Next year we are doing a two-week cruise to 7 countries, the British Isles and Europe. There will be 3 national level instructors. We each have a different style. Classrooms are held in the ship’s meeting rooms or sometimes in the dining room before they set it up for dinner. Students are always surprised when they look up and flying fish are leaping past your window.
With your busy travel and teaching schedule, how do you make time to design and create?
I promised my husband when I started traveling to teach that I would not spend so much time on the road that I don’t have time to make at least two new quilts a year. I almost always take the summer months and November and December off. When I am home, it is not unusual to find me in my studio up to 10 hours a day. Remember this is my passion. I wake up excited every day if I get to quilt.
How do you make the leap from an idea in your head to the art you produce?
Mother Nature is a never ending source of ideas and inspiration. So most of my quilts feature landscapes or critters. Lately I have been stepping out of my box and leaping towards Modern improvisational pieces too. Usually my quilts begin by enlarging a photograph or sketch to the scale size of the completed quilt
Tell us about your most challenging piece. What were the obstacles and how did you get past them?
“All you need is love” has been my most difficult piece to date. It is based on a photo by Cynthia Baldauf of two draft horses nuzzling each other during a snowstorm. This incredible photo expressed “a thousand words” and left me breathless. I’ve been married 48 years, but I have never seen an image that captured as much devotion as this one.
I have learned to trust in blazing moments of connection with an object, scene, or idea. The risk of complete failure, hours of tearful frustration, and potential derision are lost in that one little glimpse of, “ Is it possible?” Devotion to my craft requires commitment, a determined pursuit of the unknown, and perseverance. But, oh, the rewards of creativity are higher than a mere mortal should be able to experience. When it is “working,” I feel like I am flying over the moon. The secret fabrics in this quilt were all from the bridal store. Little bits of lace, sequin-studded wedding veil material all helped express snow and frost.
Are there indispensable tools in your studio? How do they improve your work?
Apliquick may not really rival the invention of the wheel but, in my world, it comes pretty close. I am on the road teaching most of the year and still have enough time to joyfully make two competition quilts in that year . “How do you get so much done?” Well, this incredibly EASY new way to appliqué has saved me countless hours of time in the construction of each quilt. I love teaching, but I never want to lose my own time to create. Apliquick has also improved my appliqué because it allows me to be more precise with complex shapes. You can watch free videos of me demonstrating this technique on my website.
Do you lecture or teach workshops? How can students/organizers get in touch with you to schedule an event?
Teaching is as much my passion as making my own pictorial art. So I can be found on the road most of the year, headed off to share tips and tricks that have worked for me. Judging and teaching for most of the big national and international shows keeps me inspired.
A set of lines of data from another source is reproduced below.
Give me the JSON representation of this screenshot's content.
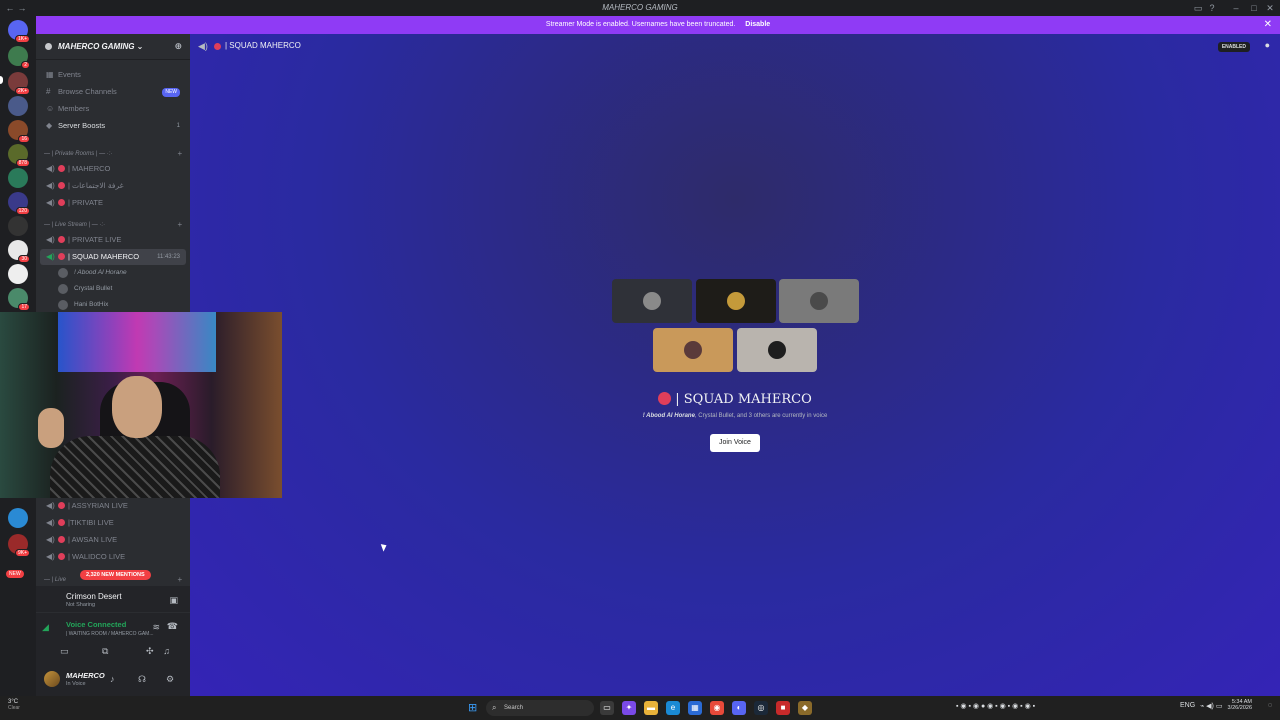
{
  "window": {
    "title": "MAHERCO GAMING"
  },
  "banner": {
    "text": "Streamer Mode is enabled. Usernames have been truncated.",
    "disable_label": "Disable"
  },
  "rail": {
    "servers": [
      {
        "name": "home",
        "badge": "1K+",
        "color": "#5865f2"
      },
      {
        "name": "server-2",
        "badge": "2",
        "color": "#3e7b4e"
      },
      {
        "name": "server-3",
        "badge": "2K+",
        "color": "#7a3b3b"
      },
      {
        "name": "server-4",
        "badge": "",
        "color": "#4a5a8a"
      },
      {
        "name": "server-5",
        "badge": "16",
        "color": "#8a4a2a"
      },
      {
        "name": "server-6",
        "badge": "878",
        "color": "#5a6a2a"
      },
      {
        "name": "server-7",
        "badge": "",
        "color": "#2a7a5a"
      },
      {
        "name": "server-8",
        "badge": "120",
        "color": "#3a3a8a"
      },
      {
        "name": "server-9",
        "badge": "",
        "color": "#333333"
      },
      {
        "name": "server-10",
        "badge": "30",
        "color": "#e8e8e8"
      },
      {
        "name": "server-11",
        "badge": "",
        "color": "#eeeeee"
      },
      {
        "name": "server-12",
        "badge": "17",
        "color": "#4a8a6a"
      },
      {
        "name": "server-13",
        "badge": "",
        "color": "#2a8ad4"
      },
      {
        "name": "server-14",
        "badge": "9K+",
        "color": "#9a2a2a"
      }
    ],
    "new_label": "NEW"
  },
  "sidebar": {
    "server_name": "MAHERCO GAMING",
    "items": [
      {
        "label": "Events",
        "icon": "calendar-icon"
      },
      {
        "label": "Browse Channels",
        "icon": "browse-icon",
        "tag": "NEW"
      },
      {
        "label": "Members",
        "icon": "members-icon"
      },
      {
        "label": "Server Boosts",
        "icon": "boost-icon",
        "count": "1"
      }
    ],
    "categories": [
      {
        "label": "— | Private Rooms | — ·:·"
      },
      {
        "label": "— | Live Stream | — ·:·"
      },
      {
        "label": "— | Live"
      }
    ],
    "private_rooms": [
      "| MAHERCO",
      "| غرفة الاجتماعات",
      "| PRIVATE"
    ],
    "live_channels": [
      "| PRIVATE LIVE",
      "| SQUAD MAHERCO"
    ],
    "selected_time": "11:43:23",
    "voice_users": [
      "! Abood Al Horane",
      "Crystal Bullet",
      "Hani BotHix"
    ],
    "more_channels": [
      "| ASSYRIAN LIVE",
      "|TIKTIBI LIVE",
      "| AWSAN LIVE",
      "| WALIDCO LIVE"
    ],
    "mentions_label": "2,320 NEW MENTIONS"
  },
  "panel": {
    "activity_name": "Crimson Desert",
    "activity_sub": "Not Sharing",
    "voice_status": "Voice Connected",
    "voice_channel": "| WAITING ROOM / MAHERCO GAM...",
    "user_name": "MAHERCO",
    "user_status": "In Voice"
  },
  "main": {
    "channel": "| SQUAD MAHERCO",
    "enabled_label": "ENABLED",
    "tiles": [
      {
        "bg": "#2f3138",
        "avatar": "#8a8a8a"
      },
      {
        "bg": "#1e1c18",
        "avatar": "#c49a3a"
      },
      {
        "bg": "#7a7a7a",
        "avatar": "#4a4a4a"
      },
      {
        "bg": "#c9995a",
        "avatar": "#5a3a3a"
      },
      {
        "bg": "#b9b4ae",
        "avatar": "#1e1e1e"
      }
    ],
    "voice_title": "| SQUAD MAHERCO",
    "voice_sub_user": "! Abood Al Horane",
    "voice_sub_rest": ", Crystal Bullet, and 3 others are currently in voice",
    "join_label": "Join Voice"
  },
  "taskbar": {
    "weather_temp": "3°C",
    "weather_sub": "Clear",
    "search_placeholder": "Search",
    "lang": "ENG",
    "time": "5:34 AM",
    "date": "3/26/2026"
  }
}
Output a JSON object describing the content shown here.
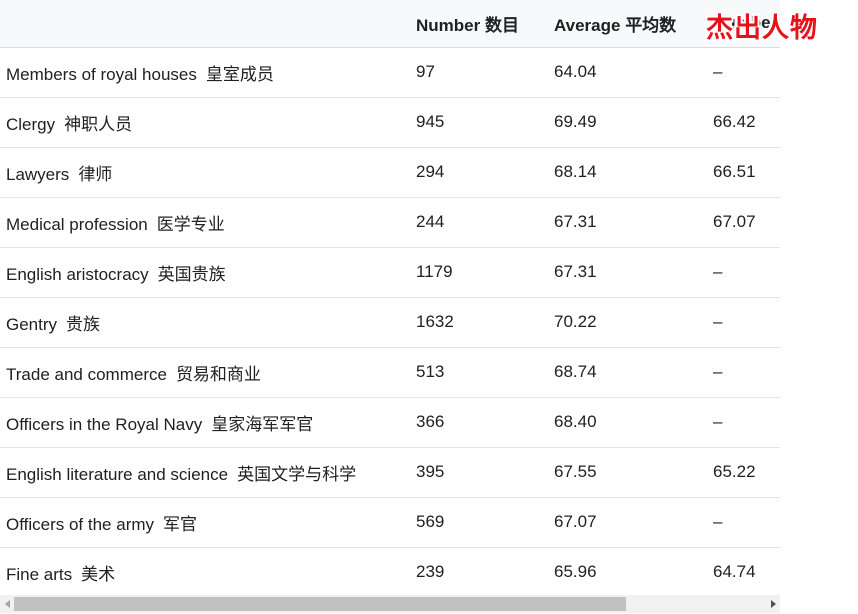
{
  "table": {
    "headers": {
      "category": "",
      "number": "Number 数目",
      "average": "Average 平均数",
      "extra": "Number"
    },
    "rows": [
      {
        "en": "Members of royal houses",
        "zh": "皇室成员",
        "number": "97",
        "average": "64.04",
        "extra": "–"
      },
      {
        "en": "Clergy",
        "zh": "神职人员",
        "number": "945",
        "average": "69.49",
        "extra": "66.42"
      },
      {
        "en": "Lawyers",
        "zh": "律师",
        "number": "294",
        "average": "68.14",
        "extra": "66.51"
      },
      {
        "en": "Medical profession",
        "zh": "医学专业",
        "number": "244",
        "average": "67.31",
        "extra": "67.07"
      },
      {
        "en": "English aristocracy",
        "zh": "英国贵族",
        "number": "1179",
        "average": "67.31",
        "extra": "–"
      },
      {
        "en": "Gentry",
        "zh": "贵族",
        "number": "1632",
        "average": "70.22",
        "extra": "–"
      },
      {
        "en": "Trade and commerce",
        "zh": "贸易和商业",
        "number": "513",
        "average": "68.74",
        "extra": "–"
      },
      {
        "en": "Officers in the Royal Navy",
        "zh": "皇家海军军官",
        "number": "366",
        "average": "68.40",
        "extra": "–"
      },
      {
        "en": "English literature and science",
        "zh": "英国文学与科学",
        "number": "395",
        "average": "67.55",
        "extra": "65.22"
      },
      {
        "en": "Officers of the army",
        "zh": "军官",
        "number": "569",
        "average": "67.07",
        "extra": "–"
      },
      {
        "en": "Fine arts",
        "zh": "美术",
        "number": "239",
        "average": "65.96",
        "extra": "64.74"
      }
    ]
  },
  "overlay": {
    "title": "杰出人物",
    "color": "#e8101b"
  },
  "scrollbar": {
    "left_icon": "arrow-left-icon",
    "right_icon": "arrow-right-icon"
  }
}
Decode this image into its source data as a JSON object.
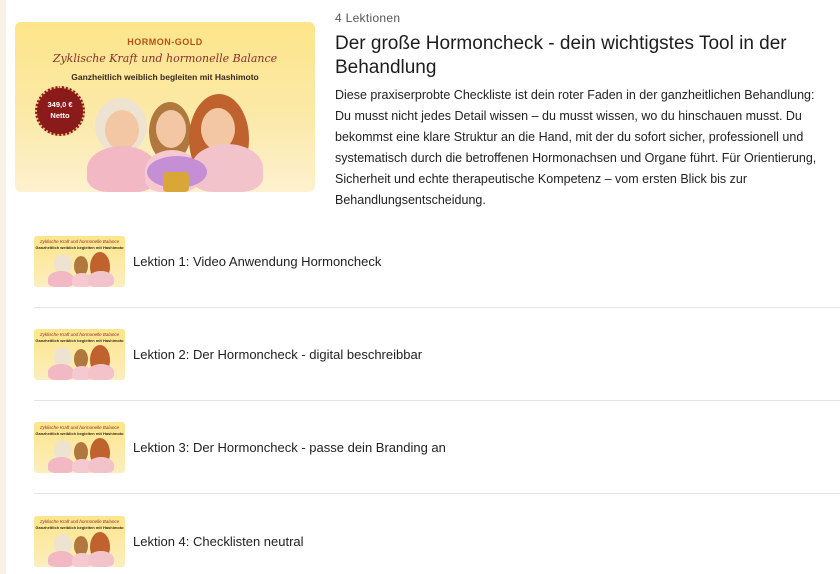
{
  "course": {
    "lesson_count": "4 Lektionen",
    "title": "Der große Hormoncheck - dein wichtigstes Tool in der Behandlung",
    "description": "Diese praxiserprobte Checkliste ist dein roter Faden in der ganzheitlichen Behandlung: Du musst nicht jedes Detail wissen – du musst wissen, wo du hinschauen musst. Du bekommst eine klare Struktur an die Hand, mit der du sofort sicher, professionell und systematisch durch die betroffenen Hormonachsen und Organe führt. Für Orientierung, Sicherheit und echte therapeutische Kompetenz – vom ersten Blick bis zur Behandlungsentscheidung.",
    "thumbnail": {
      "brand": "HORMON-GOLD",
      "script": "Zyklische Kraft und hormonelle Balance",
      "subtitle": "Ganzheitlich weiblich begleiten mit Hashimoto",
      "price": "349,0 €",
      "price_note": "Netto"
    }
  },
  "lessons": [
    {
      "label": "Lektion 1:  Video Anwendung Hormoncheck"
    },
    {
      "label": "Lektion 2:  Der Hormoncheck - digital beschreibbar"
    },
    {
      "label": "Lektion 3:  Der Hormoncheck - passe dein Branding an"
    },
    {
      "label": "Lektion 4:  Checklisten neutral"
    }
  ],
  "colors": {
    "thumb_yellow": "#fde58a",
    "badge_red": "#8b1a1a",
    "brand_orange": "#b5511a"
  }
}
Then I get to see the best of the best up close. There is such a wide diversity of styles and techniques that you always come away spinning with ideas and excitement. My schedule can be found on my web site. www.kathymcneilquilts.com under the workshop menu. I also teach on-line classes for American Quilters Society.
What’s next for you?
The never-ending pursuit for the right combination of lights and darks, saturated colors and neutrals, in addition to heart tugging subjects and awesome beauty.
“My job as an artist is to feel and express wonder at the beauty of nature”.
Interview posted May, 2018.
Browse through all of our art quilts and inspiration on Create Whimsy.